When we talk about primitive people and our basest fears what do we mention lurking just outside the safety of the campfire's glow? Wolves. Dangerous, slavering beasts with a hunger for our flesh. Freudians go nuts over this sort of cultural symbolism. Is Little Red Riding Hood a thinly disguised story of a girl's coming of age (the red hood, the grandmother, wild woods, the lurking predator and powerful woodsman--you know the drill--and if you don't, ask your psych teacher ;-)?

And wolves--the dangerous side of werewolves, that supposedly most beastly component--still manage to scare the bejeebus out of many of us.

The fear of wolves is deeply ingrained in our psyche. We like to think we're the top of the foodchain.

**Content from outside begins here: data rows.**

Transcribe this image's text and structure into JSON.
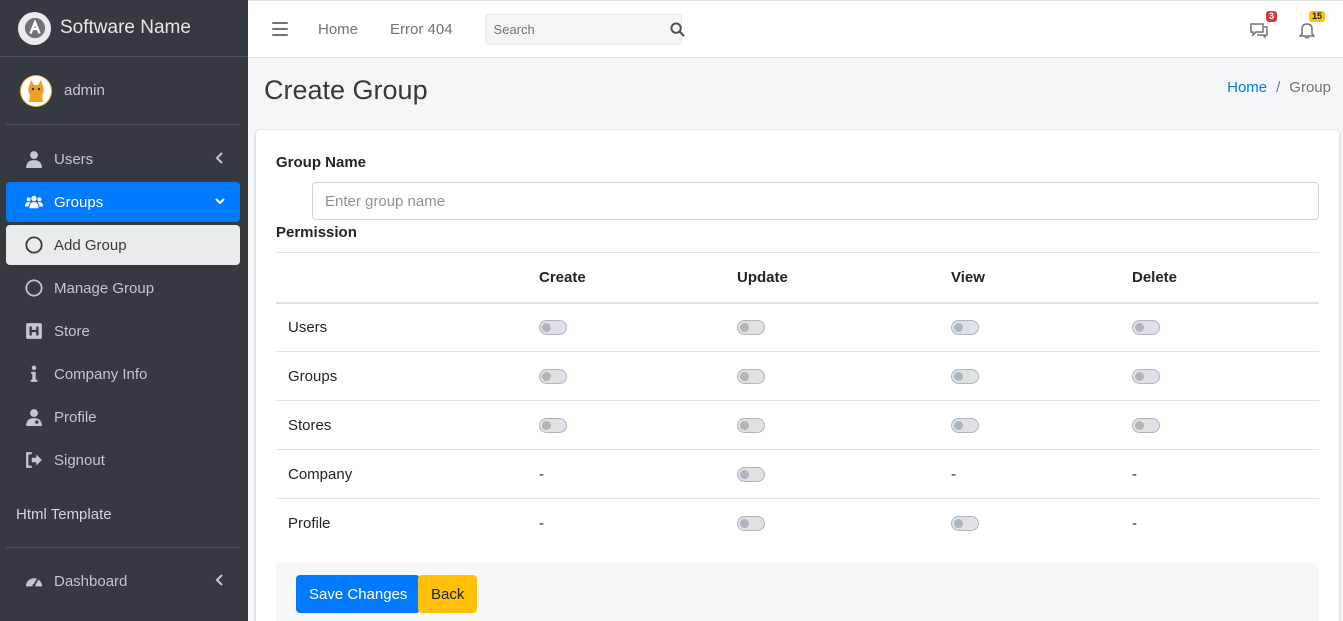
{
  "brand": {
    "name": "Software Name"
  },
  "user": {
    "name": "admin"
  },
  "sidebar": {
    "items": [
      {
        "label": "Users"
      },
      {
        "label": "Groups"
      },
      {
        "label": "Add Group"
      },
      {
        "label": "Manage Group"
      },
      {
        "label": "Store"
      },
      {
        "label": "Company Info"
      },
      {
        "label": "Profile"
      },
      {
        "label": "Signout"
      }
    ],
    "header": "Html Template",
    "dashboard": "Dashboard"
  },
  "topbar": {
    "links": [
      "Home",
      "Error 404"
    ],
    "search_placeholder": "Search",
    "messages_count": "3",
    "notifications_count": "15"
  },
  "page": {
    "title": "Create Group",
    "breadcrumb": [
      "Home",
      "Group"
    ]
  },
  "form": {
    "group_name_label": "Group Name",
    "group_name_placeholder": "Enter group name",
    "group_name_value": "",
    "permission_label": "Permission",
    "columns": [
      "",
      "Create",
      "Update",
      "View",
      "Delete"
    ],
    "rows": [
      {
        "name": "Users",
        "create": "toggle",
        "update": "toggle",
        "view": "toggle",
        "delete": "toggle"
      },
      {
        "name": "Groups",
        "create": "toggle",
        "update": "toggle",
        "view": "toggle",
        "delete": "toggle"
      },
      {
        "name": "Stores",
        "create": "toggle",
        "update": "toggle",
        "view": "toggle",
        "delete": "toggle"
      },
      {
        "name": "Company",
        "create": "-",
        "update": "toggle",
        "view": "-",
        "delete": "-"
      },
      {
        "name": "Profile",
        "create": "-",
        "update": "toggle",
        "view": "toggle",
        "delete": "-"
      }
    ],
    "toggle_state": "off",
    "save_label": "Save Changes",
    "back_label": "Back"
  },
  "colors": {
    "sidebar_bg": "#343a40",
    "primary": "#007bff",
    "warning": "#ffc107",
    "danger": "#dc3545"
  }
}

But when faced with things like wolves (who rarely bother with humans if we can be avoided) or sharks, we humans recognize that for all our technology we may not be the biggest, best and brightest in every environment.

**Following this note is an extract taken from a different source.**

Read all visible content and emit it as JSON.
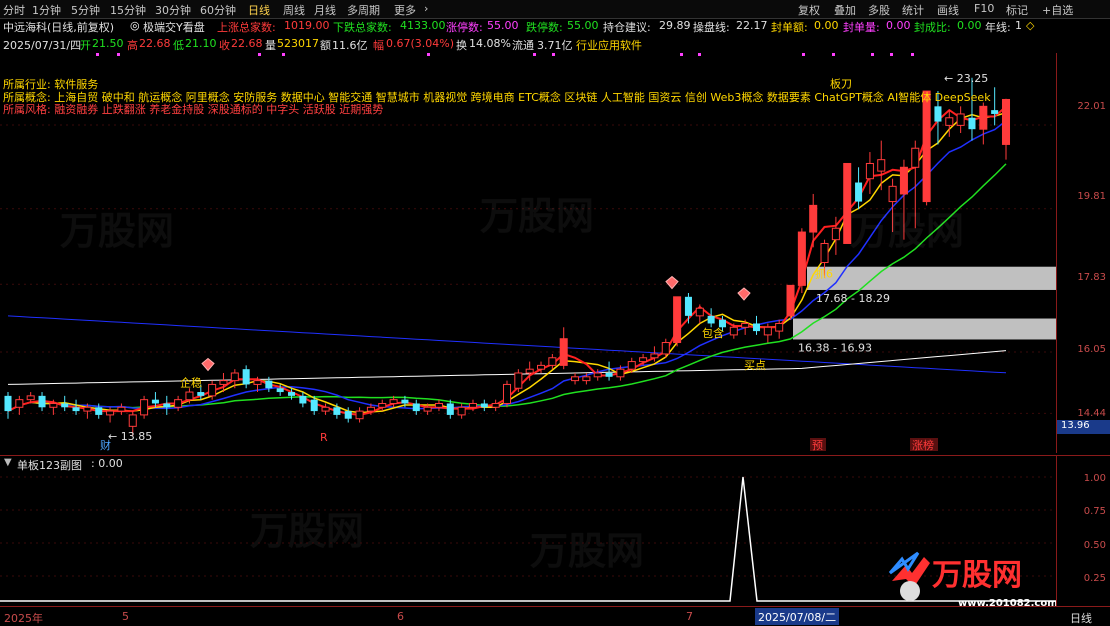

It's a disconcerting thought (even though, in reality, they don't want a thing to do with us).

Now force two things (wolves and humans) that have tried so hard for centuries to keep a safe distance into a single body. Wow. Talk about keeping close quarters with your fears.

The ensuing battle that rages between the beast within and the supposedly humane human makes for great inner turmoil. You want soul-stirring conflict? Have your hero struggle against something inside—a somewhat invasive force—that is trying to take him over and encourage the wildness our "civilized" nature has tried to erase.

Now our hero has to deal with an animal nature his very evolution as a homo sapien has tried to distance him from. Maybe he's average most of the time--just a regular guy. But let those wilder instincts gain a hold and suddenly he's more keyed in to his senses (things we often ignore in our day to day lives even though we can experience a wide array of sensation without being wolfy). As readers we can experience things that our dulled senses can't as easily enjoy (or be stunned by). Werewolves tweak our primitive sensory curiosity.

Now mix in a love interest. Suddenly we kick up curiosity, fierce loyalty, perhaps a bit of possessiveness--things that when overdone are scary, stalkerish and controlling. But done the right way... Heroic and alpha.

It's a thin line we walk between our fear and our passion.

Werewolves scamper all around that line and tease out our fears and mix them with wonder. Just one more reason werewolves rock. ;-)


Mundie Moms said...

We love your posts about the Werewolfs and we're looking forward to reading your book!!

Shannon said...

Thank you, Mundie Moms. I appreciate your interest and can't wait to see the book available for all. :-)